Can I have the COVID-19 vaccine if I have a food allergy?
As vaccination programmes step up around the world, New Food spoke to Lynne Regent of Anaphylaxis Campaign to offer clarity around some misconceptions related to food allergies and COVID-19 jabs.
Are the approved COVID-19 jabs safe for those with food allergies?
As most of the world sits in the grip of another devastating wave of the COVID-19 pandemic, vaccines are offering a glimmer of hope that some form of normality may well return soon.
In the UK, three vaccines have currently been approved by the Medicines and Healthcare products Regulatory Agency, made by Moderna, Pfizer/BioNTech, and Oxford/AstraZeneca. In the US, only Pfizer/BioNtech and Moderna have been approved by the Food and Drugs Administration (FDA), while the European Medicines Agency has given emergency approval for the Pfizer/BioNTech and Moderna vaccines.

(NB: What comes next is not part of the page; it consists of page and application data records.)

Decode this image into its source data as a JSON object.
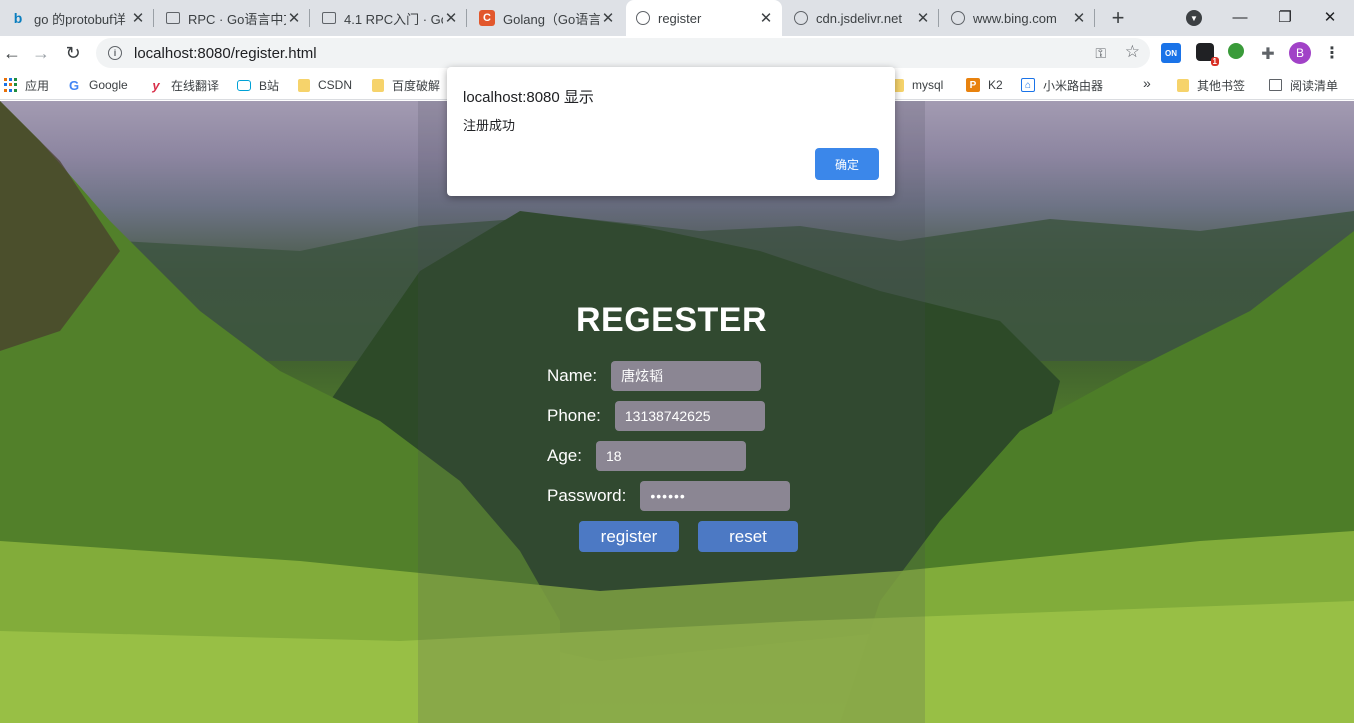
{
  "tabs": [
    {
      "title": "go 的protobuf详",
      "icon": "bing-icon"
    },
    {
      "title": "RPC · Go语言中文",
      "icon": "book-icon"
    },
    {
      "title": "4.1 RPC入门 · Go",
      "icon": "book-icon"
    },
    {
      "title": "Golang（Go语言",
      "icon": "csdn-icon"
    },
    {
      "title": "register",
      "icon": "globe-icon"
    },
    {
      "title": "cdn.jsdelivr.net",
      "icon": "globe-icon"
    },
    {
      "title": "www.bing.com",
      "icon": "globe-icon"
    }
  ],
  "address_bar": {
    "url": "localhost:8080/register.html"
  },
  "extensions": {
    "on_label": "ON",
    "badge_count": "1"
  },
  "profile": {
    "initial": "B"
  },
  "bookmarks": [
    {
      "label": "应用"
    },
    {
      "label": "Google"
    },
    {
      "label": "在线翻译"
    },
    {
      "label": "B站"
    },
    {
      "label": "CSDN"
    },
    {
      "label": "百度破解"
    },
    {
      "label": "mysql"
    },
    {
      "label": "K2"
    },
    {
      "label": "小米路由器"
    },
    {
      "label": "其他书签"
    },
    {
      "label": "阅读清单"
    }
  ],
  "form": {
    "title": "REGESTER",
    "name_label": "Name:",
    "name_value": "唐炫韬",
    "phone_label": "Phone:",
    "phone_value": "13138742625",
    "age_label": "Age:",
    "age_value": "18",
    "password_label": "Password:",
    "password_value": "••••••",
    "register_label": "register",
    "reset_label": "reset"
  },
  "dialog": {
    "title": "localhost:8080 显示",
    "message": "注册成功",
    "ok_label": "确定"
  },
  "colors": {
    "button_blue": "#4c79c4",
    "dialog_ok": "#3b87ea",
    "tabstrip": "#dee1e6"
  }
}
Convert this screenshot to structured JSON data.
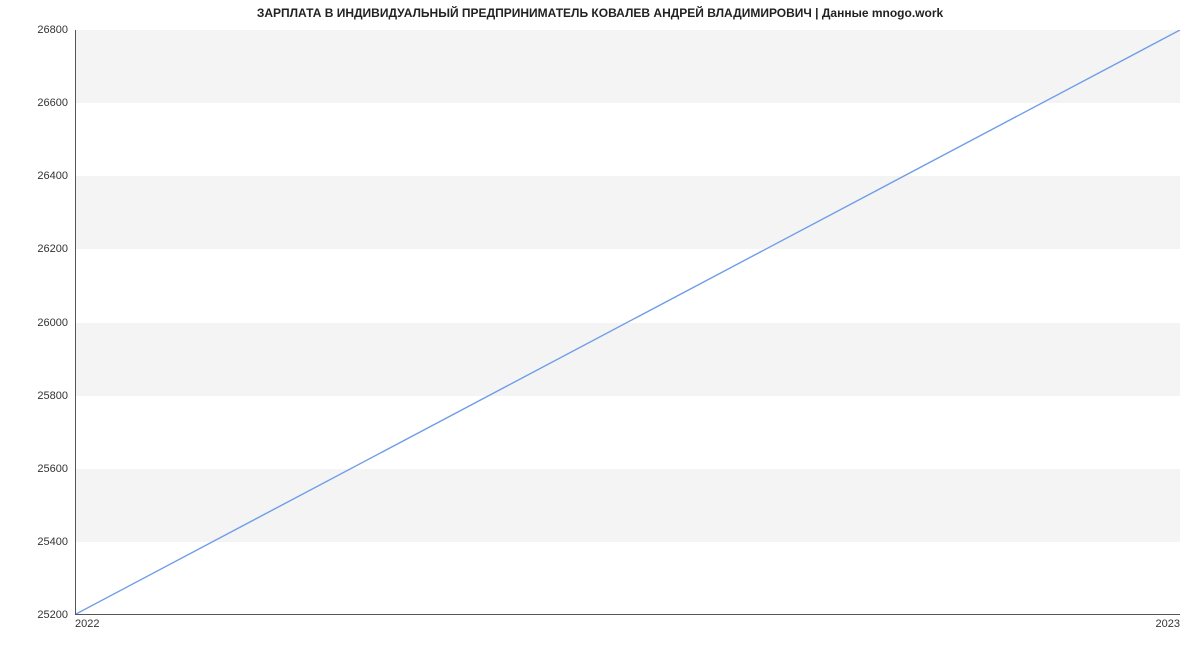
{
  "chart_data": {
    "type": "line",
    "title": "ЗАРПЛАТА В ИНДИВИДУАЛЬНЫЙ ПРЕДПРИНИМАТЕЛЬ КОВАЛЕВ АНДРЕЙ ВЛАДИМИРОВИЧ | Данные mnogo.work",
    "x": [
      2022,
      2023
    ],
    "values": [
      25200,
      26800
    ],
    "x_ticks": [
      "2022",
      "2023"
    ],
    "y_ticks": [
      25200,
      25400,
      25600,
      25800,
      26000,
      26200,
      26400,
      26600,
      26800
    ],
    "xlabel": "",
    "ylabel": "",
    "ylim": [
      25200,
      26800
    ],
    "xlim": [
      2022,
      2023
    ],
    "line_color": "#6f9de8"
  }
}
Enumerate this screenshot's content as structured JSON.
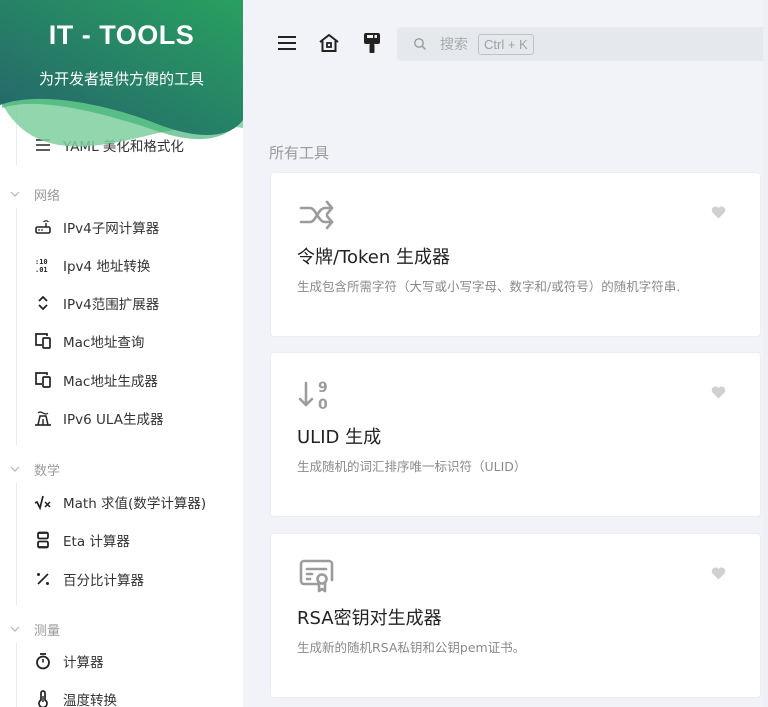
{
  "sidebar": {
    "brand_title": "IT - TOOLS",
    "brand_subtitle": "为开发者提供方便的工具",
    "partial_item": {
      "label": "YAML 美化和格式化",
      "icon": "list-lines-icon"
    },
    "groups": [
      {
        "label": "网络",
        "items": [
          {
            "label": "IPv4子网计算器",
            "icon": "router-icon"
          },
          {
            "label": "Ipv4 地址转换",
            "icon": "binary-icon"
          },
          {
            "label": "IPv4范围扩展器",
            "icon": "unfold-icon"
          },
          {
            "label": "Mac地址查询",
            "icon": "devices-icon"
          },
          {
            "label": "Mac地址生成器",
            "icon": "devices-icon"
          },
          {
            "label": "IPv6 ULA生成器",
            "icon": "building-broadcast-icon"
          }
        ]
      },
      {
        "label": "数学",
        "items": [
          {
            "label": "Math 求值(数学计算器)",
            "icon": "square-root-icon"
          },
          {
            "label": "Eta 计算器",
            "icon": "hourglass-icon"
          },
          {
            "label": "百分比计算器",
            "icon": "percentage-icon"
          }
        ]
      },
      {
        "label": "测量",
        "items": [
          {
            "label": "计算器",
            "icon": "stopwatch-icon"
          },
          {
            "label": "温度转换",
            "icon": "thermometer-icon"
          }
        ]
      }
    ]
  },
  "header": {
    "menu_icon": "hamburger-icon",
    "home_icon": "home-icon",
    "theme_icon": "paint-brush-icon",
    "search": {
      "placeholder": "搜索",
      "shortcut": "Ctrl + K"
    }
  },
  "main": {
    "section_title": "所有工具",
    "cards": [
      {
        "title": "令牌/Token 生成器",
        "description": "生成包含所需字符（大写或小写字母、数字和/或符号）的随机字符串.",
        "icon": "shuffle-arrows-icon",
        "favorite": false
      },
      {
        "title": "ULID 生成",
        "description": "生成随机的词汇排序唯一标识符（ULID）",
        "icon": "sort-numeric-down-icon",
        "favorite": false
      },
      {
        "title": "RSA密钥对生成器",
        "description": "生成新的随机RSA私钥和公钥pem证书。",
        "icon": "certificate-icon",
        "favorite": false
      }
    ]
  },
  "colors": {
    "brand_gradient_start": "#25636c",
    "brand_gradient_end": "#28a060",
    "wave_light": "#7fcf9f",
    "background": "#f1f3f8",
    "card_bg": "#ffffff",
    "favorite_icon": "#d0d0d0"
  }
}
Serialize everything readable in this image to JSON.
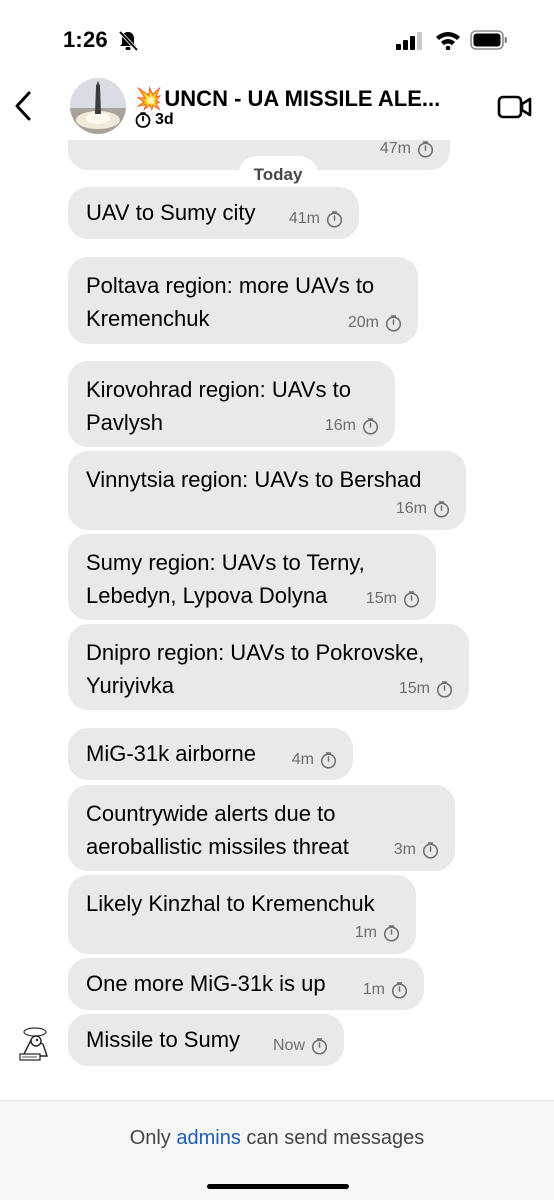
{
  "status": {
    "time": "1:26"
  },
  "header": {
    "title": "UNCN - UA MISSILE ALE...",
    "title_emoji": "💥",
    "timer": "3d"
  },
  "chat": {
    "date_separator": "Today",
    "messages": [
      {
        "text": "",
        "time": "47m"
      },
      {
        "text": "UAV to Sumy city",
        "time": "41m"
      },
      {
        "text": "Poltava region: more UAVs to Kremenchuk",
        "time": "20m"
      },
      {
        "text": "Kirovohrad region: UAVs to Pavlysh",
        "time": "16m"
      },
      {
        "text": "Vinnytsia region: UAVs to Bershad",
        "time": "16m"
      },
      {
        "text": "Sumy region: UAVs to Terny, Lebedyn, Lypova Dolyna",
        "time": "15m"
      },
      {
        "text": "Dnipro region: UAVs to Pokrovske, Yuriyivka",
        "time": "15m"
      },
      {
        "text": "MiG-31k airborne",
        "time": "4m"
      },
      {
        "text": "Countrywide alerts due to aeroballistic missiles threat",
        "time": "3m"
      },
      {
        "text": "Likely Kinzhal to Kremenchuk",
        "time": "1m"
      },
      {
        "text": "One more MiG-31k is up",
        "time": "1m"
      },
      {
        "text": "Missile to Sumy",
        "time": "Now"
      }
    ]
  },
  "footer": {
    "prefix": "Only ",
    "link": "admins",
    "suffix": " can send messages"
  }
}
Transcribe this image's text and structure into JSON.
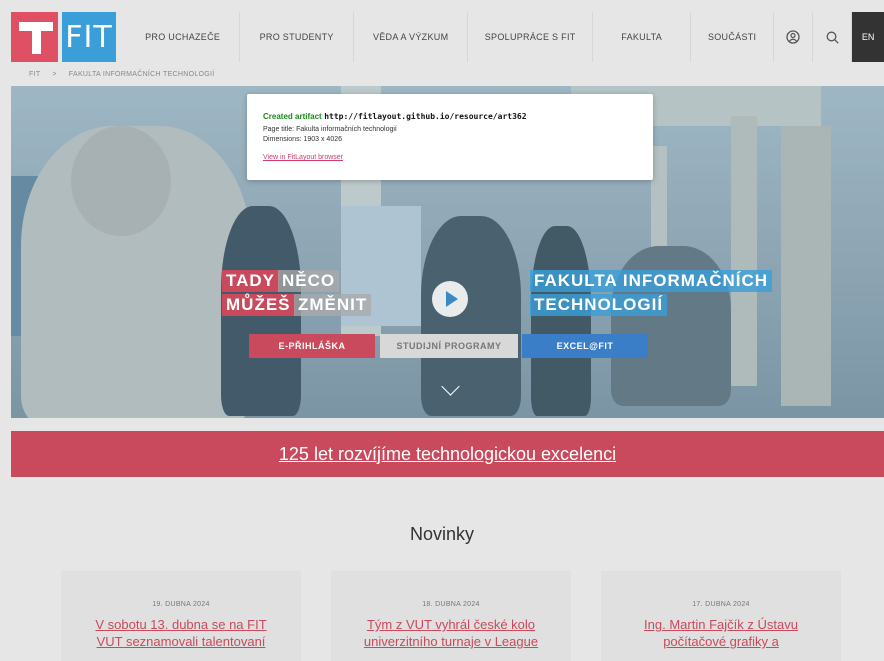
{
  "logo": {
    "text": "FIT"
  },
  "nav": {
    "items": [
      "PRO UCHAZEČE",
      "PRO STUDENTY",
      "VĚDA A VÝZKUM",
      "SPOLUPRÁCE S FIT",
      "FAKULTA",
      "SOUČÁSTI"
    ],
    "lang": "EN",
    "icons": [
      "user-icon",
      "search-icon"
    ]
  },
  "breadcrumb": {
    "items": [
      "FIT",
      ">",
      "FAKULTA INFORMAČNÍCH TECHNOLOGIÍ"
    ]
  },
  "hero": {
    "slogan": {
      "w1": "TADY",
      "w2": "NĚCO",
      "w3": "MŮŽEŠ",
      "w4": "ZMĚNIT"
    },
    "faculty_line1": "FAKULTA INFORMAČNÍCH",
    "faculty_line2": "TECHNOLOGIÍ",
    "cta": [
      "E-PŘIHLÁŠKA",
      "STUDIJNÍ PROGRAMY",
      "EXCEL@FIT"
    ]
  },
  "banner": {
    "text": "125 let rozvíjíme technologickou excelenci"
  },
  "news": {
    "title": "Novinky",
    "cards": [
      {
        "date": "19. DUBNA 2024",
        "line1": "V sobotu 13. dubna se na FIT",
        "line2": "VUT seznamovali talentovaní"
      },
      {
        "date": "18. DUBNA 2024",
        "line1": "Tým z VUT vyhrál české kolo",
        "line2": "univerzitního turnaje v League"
      },
      {
        "date": "17. DUBNA 2024",
        "line1": "Ing. Martin Fajčík z Ústavu",
        "line2": "počítačové grafiky a"
      }
    ]
  },
  "popup": {
    "created_label": "Created artifact",
    "url": "http://fitlayout.github.io/resource/art362",
    "page_title": "Page title: Fakulta informačních technologií",
    "dimensions": "Dimensions: 1903 x 4026",
    "link": "View in FitLayout browser"
  },
  "colors": {
    "accent_red": "#c84a5c",
    "logo_red": "#e05064",
    "logo_blue": "#3a9fd8",
    "cta_blue": "#3a7ec8"
  }
}
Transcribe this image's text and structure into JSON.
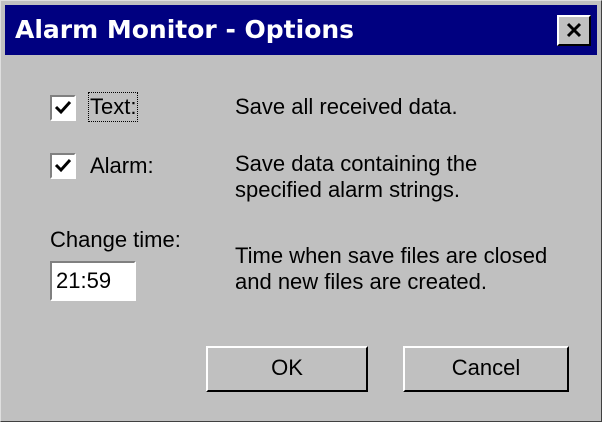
{
  "window": {
    "title": "Alarm Monitor - Options",
    "close_icon": "close-icon"
  },
  "options": {
    "text": {
      "label": "Text:",
      "checked": true,
      "description": "Save all received data."
    },
    "alarm": {
      "label": "Alarm:",
      "checked": true,
      "description_line1": "Save data containing the",
      "description_line2": "specified alarm strings."
    }
  },
  "change_time": {
    "label": "Change time:",
    "value": "21:59",
    "description_line1": "Time when save files are closed",
    "description_line2": "and new files are created."
  },
  "buttons": {
    "ok": "OK",
    "cancel": "Cancel"
  },
  "colors": {
    "titlebar": "#000080",
    "face": "#c0c0c0"
  }
}
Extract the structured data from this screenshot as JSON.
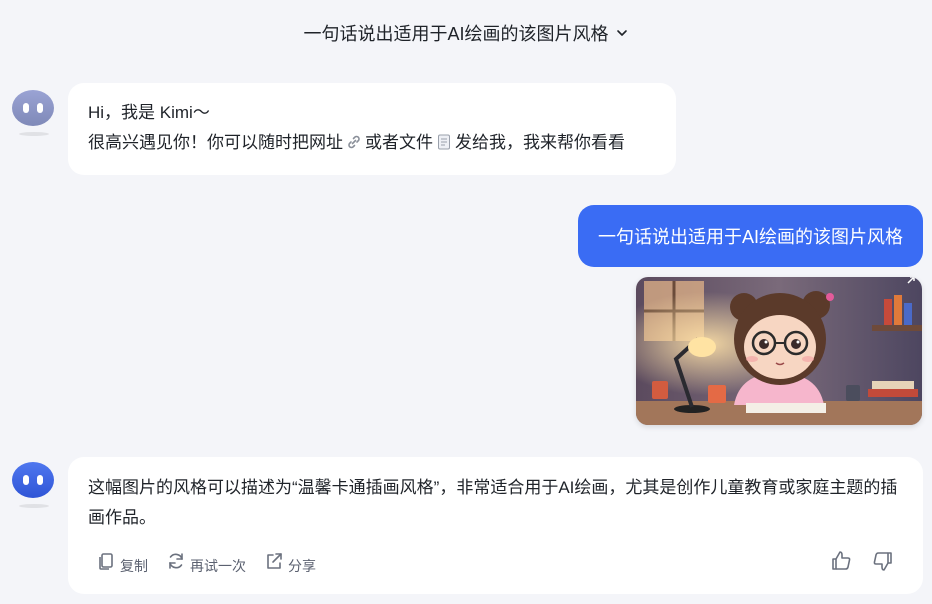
{
  "header": {
    "title": "一句话说出适用于AI绘画的该图片风格",
    "dropdown_icon": "chevron-down-icon"
  },
  "assistant": {
    "avatar_icon": "kimi-avatar-icon",
    "avatar_color": "#8b95c9",
    "avatar_color_active": "#3b62e5"
  },
  "greeting": {
    "line1": "Hi，我是 Kimi～",
    "line2_part1": "很高兴遇见你！你可以随时把网址",
    "line2_part2": "或者文件",
    "line2_part3": "发给我，我来帮你看看",
    "link_icon": "link-icon",
    "file_icon": "file-icon"
  },
  "user_message": {
    "text": "一句话说出适用于AI绘画的该图片风格",
    "bubble_color": "#3a6cf4"
  },
  "uploaded_image": {
    "alt": "cartoon girl with glasses studying at desk",
    "expand_icon": "expand-icon"
  },
  "answer": {
    "text": "这幅图片的风格可以描述为“温馨卡通插画风格”，非常适合用于AI绘画，尤其是创作儿童教育或家庭主题的插画作品。",
    "actions": {
      "copy": "复制",
      "retry": "再试一次",
      "share": "分享"
    },
    "feedback": {
      "like_icon": "thumbs-up-icon",
      "dislike_icon": "thumbs-down-icon"
    }
  }
}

Although a commendable achievement, the speed at which these vaccines have been approved and passed by regulatory bodies has caused some concern. Consequently, scientists have moved quickly to allay fears that these vaccines have skipped any of the rigour that usually comes with vaccine approval.
However, there has been some confusion over whether the three vaccines approved in the UK are safe for those with food allergies. New Food spoke with Lynne Regent (LR), CEO of Anaphylaxis Campaign, to find out more and offer some clarity.
What problems can some food allergies cause with vaccines?
LR: The viruses used to make flu vaccinations are often grown in a hen’s egg, although the amount of ovalbumin (egg protein) in the final vaccinations is minute and most people with an egg allergy can safely receive these vaccines.
Unlike most flu vaccinations, the COVID-19 vaccines are not grown in hen’s egg. Therefore, the finished vaccine does not contain any traces of egg at all. Neither the Pfizer/BioNTech or the AstraZeneca or Moderna vaccine contain any egg proteins and none of the vaccines are contraindicated in egg allergy.
Are the three vaccines approved by the MHRA in the UK safe for those with food allergies?
LR: As the Medicines and Healthcare products Regulatory Agency (MHRA) has continued their close surveillance of the vaccine roll out, they have now advised that individuals with a history of allergy or anaphylaxis to any food can receive any COVID-19 vaccine, as long as they are not known to be allergic to any component (excipient) of the vaccine. None of the currently approved UK COVID-19 vaccines contain any food proteins whatsoever and there is no reason to suspect that they would present any increased risk to individuals with food allergies.
What was the cause of the initial concern over the Pfizer/BioNTech vaccine?
LR: When the Pfizer vaccine was initially rolled out in the UK, it was reported that three healthcare professionals experienced adverse reactions. As a precaution, the MHRA advised that anyone with a history of anaphylaxis to a food/drug/vaccine should not be given the Pfizer/BioNTech vaccine. Following extensive investigation, the MHRA have revised its guidance to make it very clear that food allergy or food anaphylaxis is not a contraindication to the Pfizer/BionTech vaccine.
As a consequence of the guidance revisions, our helpline has been incredibly busy because people are still very worried. We have been working hard to support individuals and healthcare professionals, through ensuring we have the most up to date information in our dedicated COVID-19 resource hub on our website.
Does the Anaphylaxis Campaign work with regulators and manufacturers when it comes to vaccines?
LR: We work closely with the MHRA , and if you go onto our website, you will find a wealth of information to help people with allergies and anaphylaxis navigate COVID-19 and having the vaccination.
We have worked closely with clinical experts at the British Society for Allergy and Clinical Immunology (BSACI) and Allergy UK to develop a detailed frequently asked questions based on enquiries received through our helpline.
Would you advise somebody with a food allergy to get the vaccine?
LR: Having a food allergy is not a contraindication to receiving any of the currently approved UK COVID-19 vaccinations and it is important that all people, including individuals with food allergies, have the correct and most up to date information to ensure they are making an informed decision.
Lynne Regent joined the Anaphylaxis Campaign as CEO in October 2008. Prior to this, she spent 30 years working in the NHS in the UK. During 2013-2017 she led the UK patient group involvement in iFAAM which was the largest ever European-wide study of the severely allergic population to be undertaken, and examined an integrated approach to food allergens and allergy risk management.
Allergy UK, Anaphylaxis Campaign, AstraZeneca, BioNTech, British Society for Allergy and Clinical Immunology (BSACI), Medicines and Healthcare products Regulatory Agency (MHRA), Moderna, Oxford University, Pfizer